WHAT IS BEING ASKED: Gather each line of the records where "JSON" appears.

Page and application data records
=== Begin Enclosure ===

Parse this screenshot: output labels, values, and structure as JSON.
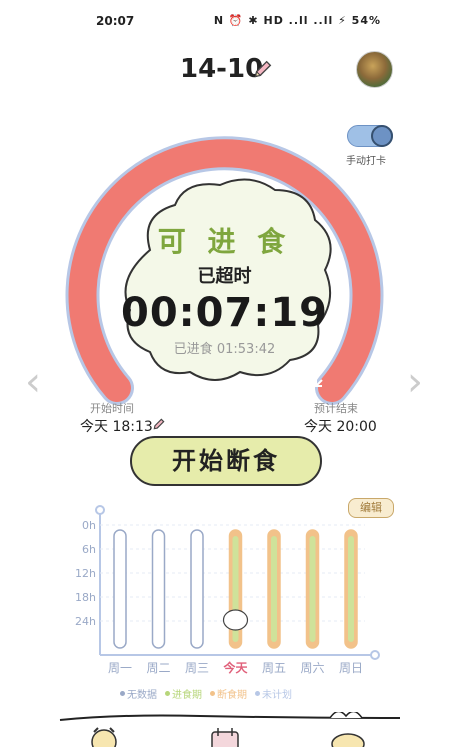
{
  "status_bar": {
    "time": "20:07",
    "icons_text": "N ⏰ ✱ HD ..ll ..ll ⚡ 54%"
  },
  "header": {
    "date": "14-10"
  },
  "toggle": {
    "label": "手动打卡",
    "on": true
  },
  "ring": {
    "status": "可 进 食",
    "overtime_label": "已超时",
    "timer": "00:07:19",
    "eaten": "已进食 01:53:42",
    "colors": {
      "ring": "#f07a72",
      "track": "#b7c7e6",
      "blob": "#f4f8e8"
    }
  },
  "times": {
    "start_label": "开始时间",
    "start_value": "今天 18:13",
    "end_label": "预计结束",
    "end_value": "今天 20:00"
  },
  "action": {
    "start_button": "开始断食"
  },
  "chart": {
    "edit_label": "编辑"
  },
  "chart_data": {
    "type": "bar",
    "y_ticks": [
      "0h",
      "6h",
      "12h",
      "18h",
      "24h"
    ],
    "categories": [
      "周一",
      "周二",
      "周三",
      "今天",
      "周五",
      "周六",
      "周日"
    ],
    "highlight_category": "今天",
    "bar_states": [
      "无数据",
      "无数据",
      "无数据",
      "计划",
      "计划",
      "计划",
      "计划"
    ]
  },
  "legend": [
    {
      "label": "无数据",
      "color": "#9aa9c7"
    },
    {
      "label": "进食期",
      "color": "#b7d67a"
    },
    {
      "label": "断食期",
      "color": "#f2c28a"
    },
    {
      "label": "未计划",
      "color": "#b7c7e6"
    }
  ]
}
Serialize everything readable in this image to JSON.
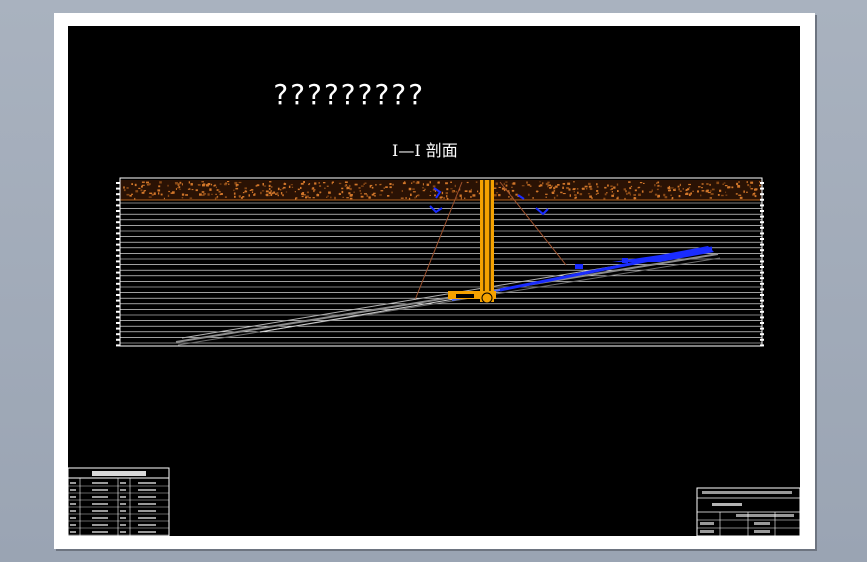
{
  "drawing": {
    "title": "?????????",
    "section_label": "I—I 剖面",
    "colors": {
      "background": "#000000",
      "strata_lines": "#ffffff",
      "soil_layer": "#b4621e",
      "shaft": "#f5a200",
      "roadway_blue": "#1a2cff",
      "seam_gray": "#8c8c8c",
      "slope_lines": "#a0522d"
    },
    "icons": [
      "shaft-icon",
      "surface-soil-layer"
    ]
  }
}
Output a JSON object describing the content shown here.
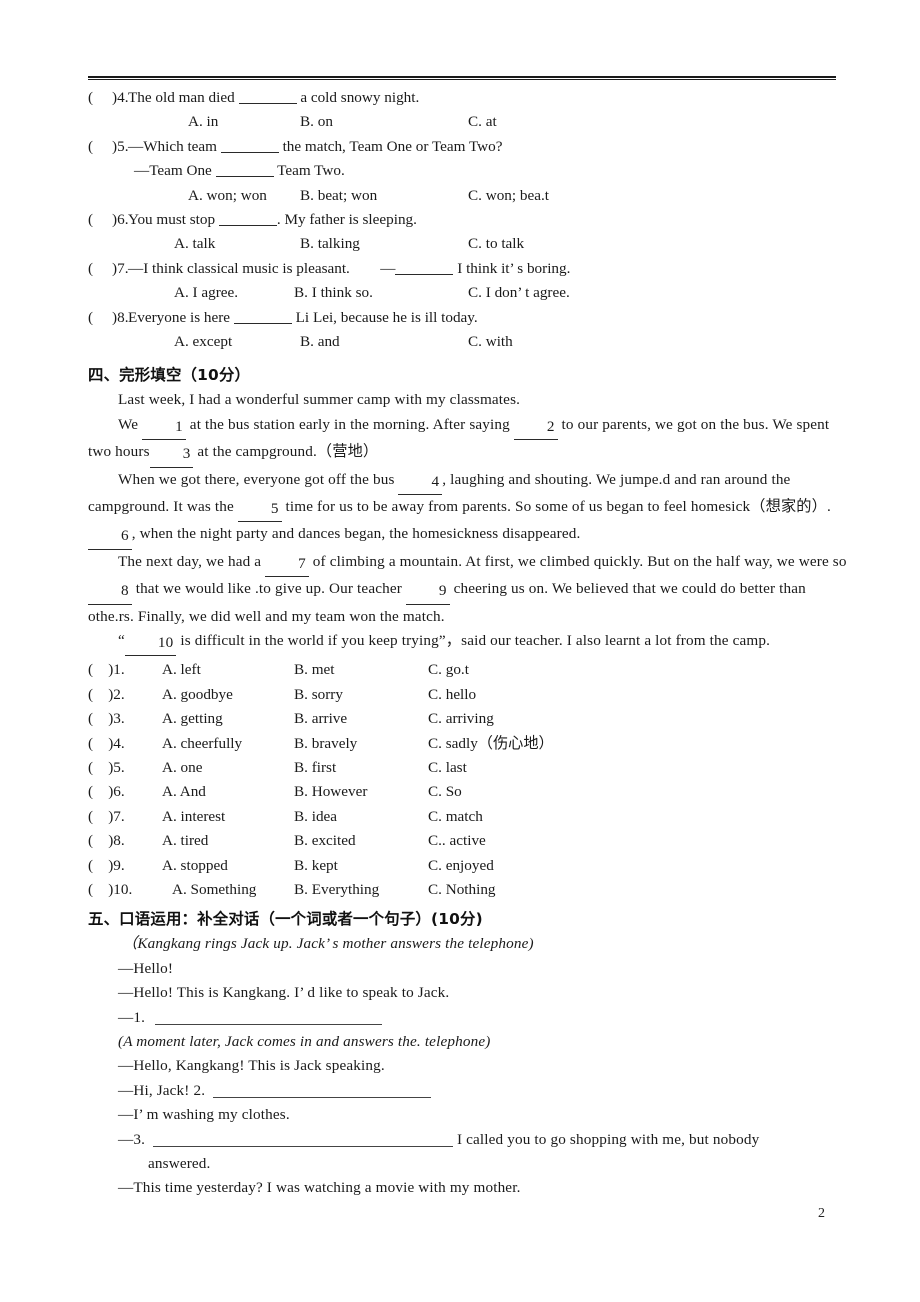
{
  "page": {
    "number": "2"
  },
  "grammar_section": {
    "questions": [
      {
        "marker": "(     )4.",
        "stem_before": "The old man died ",
        "stem_after": " a cold snowy night.",
        "options": [
          "A. in",
          "B. on",
          "C. at"
        ]
      },
      {
        "marker": "(     )5.",
        "stem_before": "—Which team ",
        "stem_after": " the match, Team One or Team Two?",
        "stem_line2_before": "—Team One ",
        "stem_line2_after": " Team Two.",
        "options": [
          "A. won; won",
          "B. beat; won",
          "C. won; bea.t"
        ]
      },
      {
        "marker": "(     )6.",
        "stem_before": "You must stop ",
        "stem_after": ". My father is sleeping.",
        "options": [
          "A. talk",
          "B. talking",
          "C. to talk"
        ]
      },
      {
        "marker": "(     )7.",
        "stem_before": "—I think classical music is pleasant.        —",
        "stem_after": " I think it’ s boring.",
        "options": [
          "A. I agree.",
          "B. I think so.",
          "C. I don’ t agree."
        ]
      },
      {
        "marker": "(     )8.",
        "stem_before": "Everyone is here ",
        "stem_after": " Li Lei, because he is ill today.",
        "options": [
          "A. except",
          "B. and",
          "C. with"
        ]
      }
    ]
  },
  "cloze_section": {
    "heading": "四、完形填空（10分）",
    "passage": [
      {
        "indent": true,
        "parts": [
          {
            "t": "text",
            "v": "Last week, I had a wonderful summer camp with my classmates."
          }
        ]
      },
      {
        "indent": true,
        "parts": [
          {
            "t": "text",
            "v": "We "
          },
          {
            "t": "blank",
            "v": "1"
          },
          {
            "t": "text",
            "v": " at the bus station early in the morning. After saying "
          },
          {
            "t": "blank",
            "v": "2"
          },
          {
            "t": "text",
            "v": " to our parents, we got on the bus. We spent two hours"
          },
          {
            "t": "blank",
            "v": "3"
          },
          {
            "t": "text",
            "v": " at the campground.（营地）"
          }
        ]
      },
      {
        "indent": true,
        "parts": [
          {
            "t": "text",
            "v": "When we got there, everyone got off the bus "
          },
          {
            "t": "blank",
            "v": "4"
          },
          {
            "t": "text",
            "v": ", laughing and shouting. We jumpe.d and ran around the campground. It was the "
          },
          {
            "t": "blank",
            "v": "5"
          },
          {
            "t": "text",
            "v": " time for us to be away from parents. So some of us began to feel homesick（想家的）. "
          },
          {
            "t": "blank",
            "v": "6"
          },
          {
            "t": "text",
            "v": ", when the night party and dances began, the homesickness disappeared."
          }
        ]
      },
      {
        "indent": true,
        "parts": [
          {
            "t": "text",
            "v": "The next day, we had a "
          },
          {
            "t": "blank",
            "v": "7"
          },
          {
            "t": "text",
            "v": " of climbing a mountain. At first, we climbed quickly. But on the half way, we were so "
          },
          {
            "t": "blank",
            "v": "8"
          },
          {
            "t": "text",
            "v": " that we would like .to give up. Our teacher "
          },
          {
            "t": "blank",
            "v": "9"
          },
          {
            "t": "text",
            "v": " cheering us on. We believed that we could do better than othe.rs. Finally, we did well and my team won the match."
          }
        ]
      },
      {
        "indent": true,
        "parts": [
          {
            "t": "text",
            "v": "“"
          },
          {
            "t": "blank",
            "v": "10"
          },
          {
            "t": "text",
            "v": " is difficult in the world if you keep trying”，said our teacher. I also learnt a lot from the camp."
          }
        ]
      }
    ],
    "options": [
      {
        "marker": "(    )1.",
        "a": "A. left",
        "b": "B. met",
        "c": "C. go.t"
      },
      {
        "marker": "(    )2.",
        "a": "A. goodbye",
        "b": "B. sorry",
        "c": "C. hello"
      },
      {
        "marker": "(    )3.",
        "a": "A. getting",
        "b": "B. arrive",
        "c": "C. arriving"
      },
      {
        "marker": "(    )4.",
        "a": "A. cheerfully",
        "b": "B. bravely",
        "c": "C. sadly（伤心地）"
      },
      {
        "marker": "(    )5.",
        "a": "A. one",
        "b": "B. first",
        "c": "C. last"
      },
      {
        "marker": "(    )6.",
        "a": "A. And",
        "b": "B. However",
        "c": "C. So"
      },
      {
        "marker": "(    )7.",
        "a": "A. interest",
        "b": "B. idea",
        "c": "C. match"
      },
      {
        "marker": "(    )8.",
        "a": "A. tired",
        "b": "B. excited",
        "c": "C.. active"
      },
      {
        "marker": "(    )9.",
        "a": "A. stopped",
        "b": "B. kept",
        "c": "C. enjoyed"
      },
      {
        "marker": "(    )10.",
        "a": "A. Something",
        "b": "B. Everything",
        "c": "C. Nothing"
      }
    ]
  },
  "dialogue_section": {
    "heading": "五、口语运用：补全对话（一个词或者一个句子）(10分)",
    "stage_1": "（Kangkang rings Jack up. Jack’ s mother answers the telephone)",
    "lines_1": [
      "—Hello!",
      "—Hello! This is Kangkang. I’ d like to speak to Jack."
    ],
    "blank_1_label": "—1.",
    "stage_2": "(A moment later, Jack comes in and answers the. telephone)",
    "lines_2": [
      "—Hello, Kangkang! This is Jack speaking."
    ],
    "blank_2_label": "—Hi, Jack! 2.",
    "lines_3": [
      "—I’ m washing my clothes."
    ],
    "blank_3_label": "—3.",
    "blank_3_after": " I called you to go shopping with me, but nobody",
    "blank_3_cont": "answered.",
    "lines_4": [
      "—This time yesterday? I was watching a movie with my mother."
    ]
  }
}
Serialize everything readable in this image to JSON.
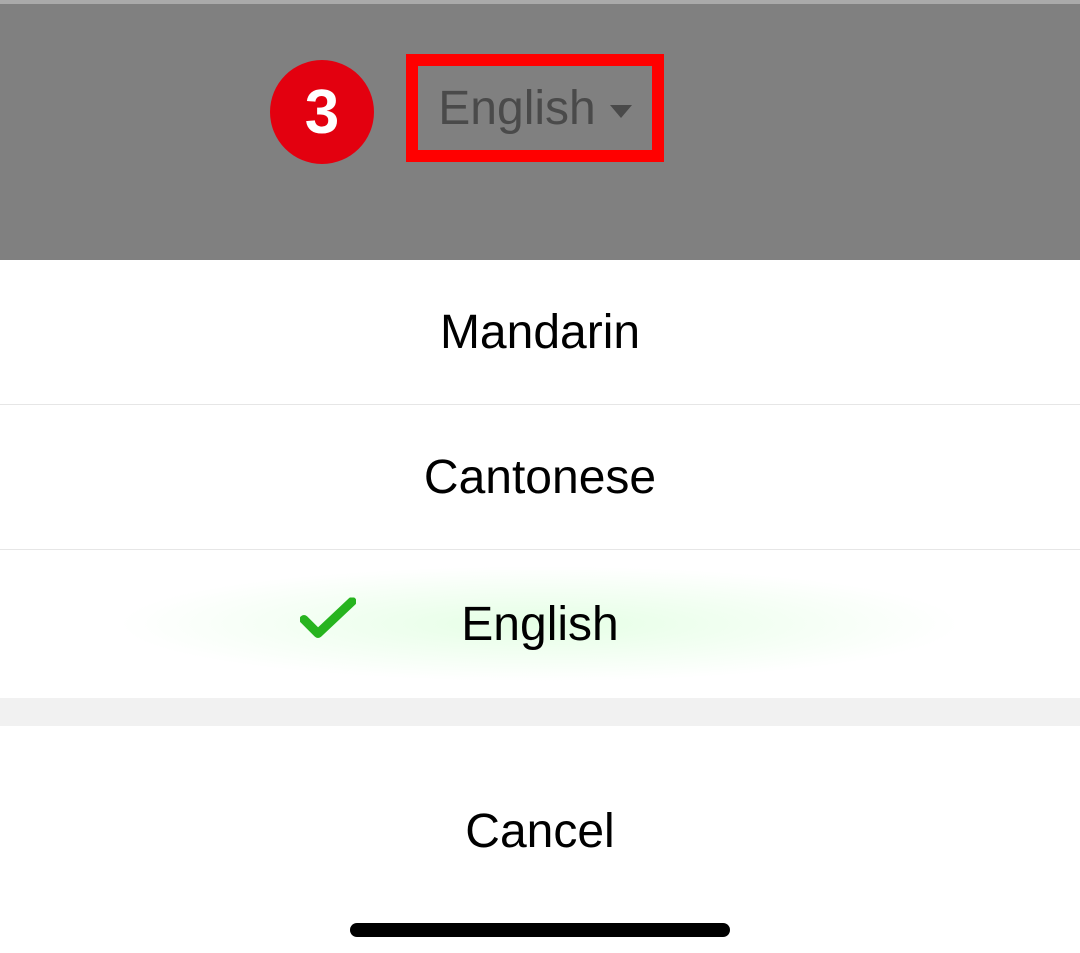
{
  "annotation": {
    "step_number": "3"
  },
  "header": {
    "selected_language": "English"
  },
  "sheet": {
    "options": {
      "mandarin": "Mandarin",
      "cantonese": "Cantonese",
      "english": "English"
    },
    "selected": "english",
    "cancel": "Cancel"
  }
}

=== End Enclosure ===

RESPONSE AREA:
Parse this screenshot: output labels, values, and structure as JSON.
Serialize everything readable in this image to JSON.
Output a JSON object describing the content shown here.
Serialize everything readable in this image to JSON.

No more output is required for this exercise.